_Work to be completed_
Reproduce the records below in their entirety, exactly as shown.

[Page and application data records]
■ ■ ■

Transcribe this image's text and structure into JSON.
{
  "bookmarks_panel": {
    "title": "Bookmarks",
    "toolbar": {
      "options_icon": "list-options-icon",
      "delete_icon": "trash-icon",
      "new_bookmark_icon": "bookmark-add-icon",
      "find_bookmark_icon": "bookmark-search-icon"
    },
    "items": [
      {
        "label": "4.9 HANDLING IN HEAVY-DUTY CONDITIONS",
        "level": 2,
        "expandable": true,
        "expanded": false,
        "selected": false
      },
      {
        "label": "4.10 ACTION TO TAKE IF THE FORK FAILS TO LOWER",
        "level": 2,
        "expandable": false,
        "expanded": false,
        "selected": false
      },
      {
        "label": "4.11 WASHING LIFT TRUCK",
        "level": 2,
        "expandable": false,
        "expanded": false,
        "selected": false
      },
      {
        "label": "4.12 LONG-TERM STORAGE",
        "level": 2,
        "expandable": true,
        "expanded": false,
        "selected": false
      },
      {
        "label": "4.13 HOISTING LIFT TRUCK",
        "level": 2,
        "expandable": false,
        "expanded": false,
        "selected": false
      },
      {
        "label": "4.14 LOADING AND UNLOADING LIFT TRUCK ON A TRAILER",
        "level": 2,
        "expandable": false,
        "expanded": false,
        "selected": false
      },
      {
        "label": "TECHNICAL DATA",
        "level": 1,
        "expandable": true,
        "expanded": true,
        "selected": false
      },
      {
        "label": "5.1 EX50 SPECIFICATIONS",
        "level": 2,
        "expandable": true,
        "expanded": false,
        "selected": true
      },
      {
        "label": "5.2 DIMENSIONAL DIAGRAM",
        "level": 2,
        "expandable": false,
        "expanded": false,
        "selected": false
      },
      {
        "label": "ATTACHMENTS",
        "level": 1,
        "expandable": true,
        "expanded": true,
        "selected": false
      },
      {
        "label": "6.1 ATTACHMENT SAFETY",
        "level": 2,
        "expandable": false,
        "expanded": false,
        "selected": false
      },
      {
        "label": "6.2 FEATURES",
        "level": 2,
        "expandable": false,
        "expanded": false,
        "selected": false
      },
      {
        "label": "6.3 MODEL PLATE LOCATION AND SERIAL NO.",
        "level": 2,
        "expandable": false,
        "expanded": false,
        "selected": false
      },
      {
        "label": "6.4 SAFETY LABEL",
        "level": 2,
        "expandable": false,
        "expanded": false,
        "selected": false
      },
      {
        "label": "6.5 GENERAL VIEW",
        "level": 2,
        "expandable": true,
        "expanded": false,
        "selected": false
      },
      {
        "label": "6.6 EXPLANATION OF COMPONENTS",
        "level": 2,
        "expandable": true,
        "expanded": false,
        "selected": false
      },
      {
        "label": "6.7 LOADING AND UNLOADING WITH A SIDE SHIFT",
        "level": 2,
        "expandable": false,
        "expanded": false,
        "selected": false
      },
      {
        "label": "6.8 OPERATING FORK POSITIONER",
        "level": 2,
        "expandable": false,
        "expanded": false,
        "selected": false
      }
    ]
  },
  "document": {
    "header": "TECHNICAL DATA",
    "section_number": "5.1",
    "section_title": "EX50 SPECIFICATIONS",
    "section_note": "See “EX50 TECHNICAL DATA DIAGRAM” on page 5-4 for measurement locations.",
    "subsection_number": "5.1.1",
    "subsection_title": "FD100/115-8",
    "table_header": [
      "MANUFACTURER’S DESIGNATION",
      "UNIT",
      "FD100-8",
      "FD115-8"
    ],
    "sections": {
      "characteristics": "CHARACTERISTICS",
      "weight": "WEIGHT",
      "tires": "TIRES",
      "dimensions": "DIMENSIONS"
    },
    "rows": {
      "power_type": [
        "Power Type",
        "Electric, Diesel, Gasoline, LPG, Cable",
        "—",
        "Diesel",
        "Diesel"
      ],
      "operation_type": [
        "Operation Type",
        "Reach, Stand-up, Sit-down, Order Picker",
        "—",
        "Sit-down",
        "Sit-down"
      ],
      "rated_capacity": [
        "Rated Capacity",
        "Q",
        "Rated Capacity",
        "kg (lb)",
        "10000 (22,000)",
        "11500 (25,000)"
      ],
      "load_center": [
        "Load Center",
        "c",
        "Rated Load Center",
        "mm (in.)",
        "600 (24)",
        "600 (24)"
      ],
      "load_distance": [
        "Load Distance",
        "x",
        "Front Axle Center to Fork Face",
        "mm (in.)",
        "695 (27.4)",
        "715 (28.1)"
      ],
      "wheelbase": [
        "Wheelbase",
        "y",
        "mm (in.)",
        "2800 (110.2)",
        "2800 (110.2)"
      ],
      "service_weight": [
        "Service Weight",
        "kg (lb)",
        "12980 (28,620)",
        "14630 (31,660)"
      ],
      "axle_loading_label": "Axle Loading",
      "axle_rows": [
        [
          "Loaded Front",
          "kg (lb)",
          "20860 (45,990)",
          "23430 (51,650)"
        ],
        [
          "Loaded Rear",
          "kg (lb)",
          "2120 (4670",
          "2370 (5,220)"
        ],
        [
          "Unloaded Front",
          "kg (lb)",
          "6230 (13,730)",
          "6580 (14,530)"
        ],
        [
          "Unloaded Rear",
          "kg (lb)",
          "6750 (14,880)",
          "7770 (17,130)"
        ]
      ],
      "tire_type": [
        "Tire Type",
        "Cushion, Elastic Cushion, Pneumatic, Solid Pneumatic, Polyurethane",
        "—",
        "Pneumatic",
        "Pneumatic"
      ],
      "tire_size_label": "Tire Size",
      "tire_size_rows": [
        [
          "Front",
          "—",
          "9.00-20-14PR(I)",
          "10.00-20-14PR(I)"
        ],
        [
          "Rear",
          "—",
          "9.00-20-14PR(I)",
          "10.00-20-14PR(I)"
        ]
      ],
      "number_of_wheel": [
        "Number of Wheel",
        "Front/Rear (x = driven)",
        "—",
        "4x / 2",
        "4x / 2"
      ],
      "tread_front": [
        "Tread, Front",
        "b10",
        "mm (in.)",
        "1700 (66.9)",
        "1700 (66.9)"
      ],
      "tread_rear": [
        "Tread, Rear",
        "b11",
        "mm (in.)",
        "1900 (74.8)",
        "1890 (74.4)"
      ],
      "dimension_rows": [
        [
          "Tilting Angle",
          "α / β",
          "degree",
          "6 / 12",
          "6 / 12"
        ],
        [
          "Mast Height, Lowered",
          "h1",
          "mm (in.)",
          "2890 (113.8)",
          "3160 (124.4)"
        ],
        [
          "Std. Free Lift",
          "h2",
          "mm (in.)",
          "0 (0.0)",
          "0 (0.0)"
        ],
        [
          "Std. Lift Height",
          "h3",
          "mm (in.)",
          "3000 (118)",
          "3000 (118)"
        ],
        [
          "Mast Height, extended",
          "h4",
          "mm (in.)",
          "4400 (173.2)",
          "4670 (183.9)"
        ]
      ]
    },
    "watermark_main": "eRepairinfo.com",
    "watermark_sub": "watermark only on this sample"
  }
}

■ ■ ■

_Exercise result_
Transcribe this image's text and structure into JSON.
{
  "bookmarks_panel": {
    "title": "Bookmarks",
    "toolbar": {
      "options_icon": "list-options-icon",
      "delete_icon": "trash-icon",
      "new_bookmark_icon": "bookmark-add-icon",
      "find_bookmark_icon": "bookmark-search-icon"
    },
    "items": [
      {
        "label": "4.9 HANDLING IN HEAVY-DUTY CONDITIONS",
        "level": 2,
        "expandable": true,
        "expanded": false,
        "selected": false
      },
      {
        "label": "4.10 ACTION TO TAKE IF THE FORK FAILS TO LOWER",
        "level": 2,
        "expandable": false,
        "expanded": false,
        "selected": false
      },
      {
        "label": "4.11 WASHING LIFT TRUCK",
        "level": 2,
        "expandable": false,
        "expanded": false,
        "selected": false
      },
      {
        "label": "4.12 LONG-TERM STORAGE",
        "level": 2,
        "expandable": true,
        "expanded": false,
        "selected": false
      },
      {
        "label": "4.13 HOISTING LIFT TRUCK",
        "level": 2,
        "expandable": false,
        "expanded": false,
        "selected": false
      },
      {
        "label": "4.14 LOADING AND UNLOADING LIFT TRUCK ON A TRAILER",
        "level": 2,
        "expandable": false,
        "expanded": false,
        "selected": false
      },
      {
        "label": "TECHNICAL DATA",
        "level": 1,
        "expandable": true,
        "expanded": true,
        "selected": false
      },
      {
        "label": "5.1 EX50 SPECIFICATIONS",
        "level": 2,
        "expandable": true,
        "expanded": false,
        "selected": true
      },
      {
        "label": "5.2 DIMENSIONAL DIAGRAM",
        "level": 2,
        "expandable": false,
        "expanded": false,
        "selected": false
      },
      {
        "label": "ATTACHMENTS",
        "level": 1,
        "expandable": true,
        "expanded": true,
        "selected": false
      },
      {
        "label": "6.1 ATTACHMENT SAFETY",
        "level": 2,
        "expandable": false,
        "expanded": false,
        "selected": false
      },
      {
        "label": "6.2 FEATURES",
        "level": 2,
        "expandable": false,
        "expanded": false,
        "selected": false
      },
      {
        "label": "6.3 MODEL PLATE LOCATION AND SERIAL NO.",
        "level": 2,
        "expandable": false,
        "expanded": false,
        "selected": false
      },
      {
        "label": "6.4 SAFETY LABEL",
        "level": 2,
        "expandable": false,
        "expanded": false,
        "selected": false
      },
      {
        "label": "6.5 GENERAL VIEW",
        "level": 2,
        "expandable": true,
        "expanded": false,
        "selected": false
      },
      {
        "label": "6.6 EXPLANATION OF COMPONENTS",
        "level": 2,
        "expandable": true,
        "expanded": false,
        "selected": false
      },
      {
        "label": "6.7 LOADING AND UNLOADING WITH A SIDE SHIFT",
        "level": 2,
        "expandable": false,
        "expanded": false,
        "selected": false
      },
      {
        "label": "6.8 OPERATING FORK POSITIONER",
        "level": 2,
        "expandable": false,
        "expanded": false,
        "selected": false
      }
    ]
  },
  "document": {
    "header": "TECHNICAL DATA",
    "section_number": "5.1",
    "section_title": "EX50 SPECIFICATIONS",
    "section_note": "See “EX50 TECHNICAL DATA DIAGRAM” on page 5-4 for measurement locations.",
    "subsection_number": "5.1.1",
    "subsection_title": "FD100/115-8",
    "table_header": [
      "MANUFACTURER’S DESIGNATION",
      "UNIT",
      "FD100-8",
      "FD115-8"
    ],
    "sections": {
      "characteristics": "CHARACTERISTICS",
      "weight": "WEIGHT",
      "tires": "TIRES",
      "dimensions": "DIMENSIONS"
    },
    "rows": {
      "power_type": [
        "Power Type",
        "Electric, Diesel, Gasoline, LPG, Cable",
        "—",
        "Diesel",
        "Diesel"
      ],
      "operation_type": [
        "Operation Type",
        "Reach, Stand-up, Sit-down, Order Picker",
        "—",
        "Sit-down",
        "Sit-down"
      ],
      "rated_capacity": [
        "Rated Capacity",
        "Q",
        "Rated Capacity",
        "kg (lb)",
        "10000 (22,000)",
        "11500 (25,000)"
      ],
      "load_center": [
        "Load Center",
        "c",
        "Rated Load Center",
        "mm (in.)",
        "600 (24)",
        "600 (24)"
      ],
      "load_distance": [
        "Load Distance",
        "x",
        "Front Axle Center to Fork Face",
        "mm (in.)",
        "695 (27.4)",
        "715 (28.1)"
      ],
      "wheelbase": [
        "Wheelbase",
        "y",
        "mm (in.)",
        "2800 (110.2)",
        "2800 (110.2)"
      ],
      "service_weight": [
        "Service Weight",
        "kg (lb)",
        "12980 (28,620)",
        "14630 (31,660)"
      ],
      "axle_loading_label": "Axle Loading",
      "axle_rows": [
        [
          "Loaded Front",
          "kg (lb)",
          "20860 (45,990)",
          "23430 (51,650)"
        ],
        [
          "Loaded Rear",
          "kg (lb)",
          "2120 (4670",
          "2370 (5,220)"
        ],
        [
          "Unloaded Front",
          "kg (lb)",
          "6230 (13,730)",
          "6580 (14,530)"
        ],
        [
          "Unloaded Rear",
          "kg (lb)",
          "6750 (14,880)",
          "7770 (17,130)"
        ]
      ],
      "tire_type": [
        "Tire Type",
        "Cushion, Elastic Cushion, Pneumatic, Solid Pneumatic, Polyurethane",
        "—",
        "Pneumatic",
        "Pneumatic"
      ],
      "tire_size_label": "Tire Size",
      "tire_size_rows": [
        [
          "Front",
          "—",
          "9.00-20-14PR(I)",
          "10.00-20-14PR(I)"
        ],
        [
          "Rear",
          "—",
          "9.00-20-14PR(I)",
          "10.00-20-14PR(I)"
        ]
      ],
      "number_of_wheel": [
        "Number of Wheel",
        "Front/Rear (x = driven)",
        "—",
        "4x / 2",
        "4x / 2"
      ],
      "tread_front": [
        "Tread, Front",
        "b10",
        "mm (in.)",
        "1700 (66.9)",
        "1700 (66.9)"
      ],
      "tread_rear": [
        "Tread, Rear",
        "b11",
        "mm (in.)",
        "1900 (74.8)",
        "1890 (74.4)"
      ],
      "dimension_rows": [
        [
          "Tilting Angle",
          "α / β",
          "degree",
          "6 / 12",
          "6 / 12"
        ],
        [
          "Mast Height, Lowered",
          "h1",
          "mm (in.)",
          "2890 (113.8)",
          "3160 (124.4)"
        ],
        [
          "Std. Free Lift",
          "h2",
          "mm (in.)",
          "0 (0.0)",
          "0 (0.0)"
        ],
        [
          "Std. Lift Height",
          "h3",
          "mm (in.)",
          "3000 (118)",
          "3000 (118)"
        ],
        [
          "Mast Height, extended",
          "h4",
          "mm (in.)",
          "4400 (173.2)",
          "4670 (183.9)"
        ]
      ]
    },
    "watermark_main": "eRepairinfo.com",
    "watermark_sub": "watermark only on this sample"
  }
}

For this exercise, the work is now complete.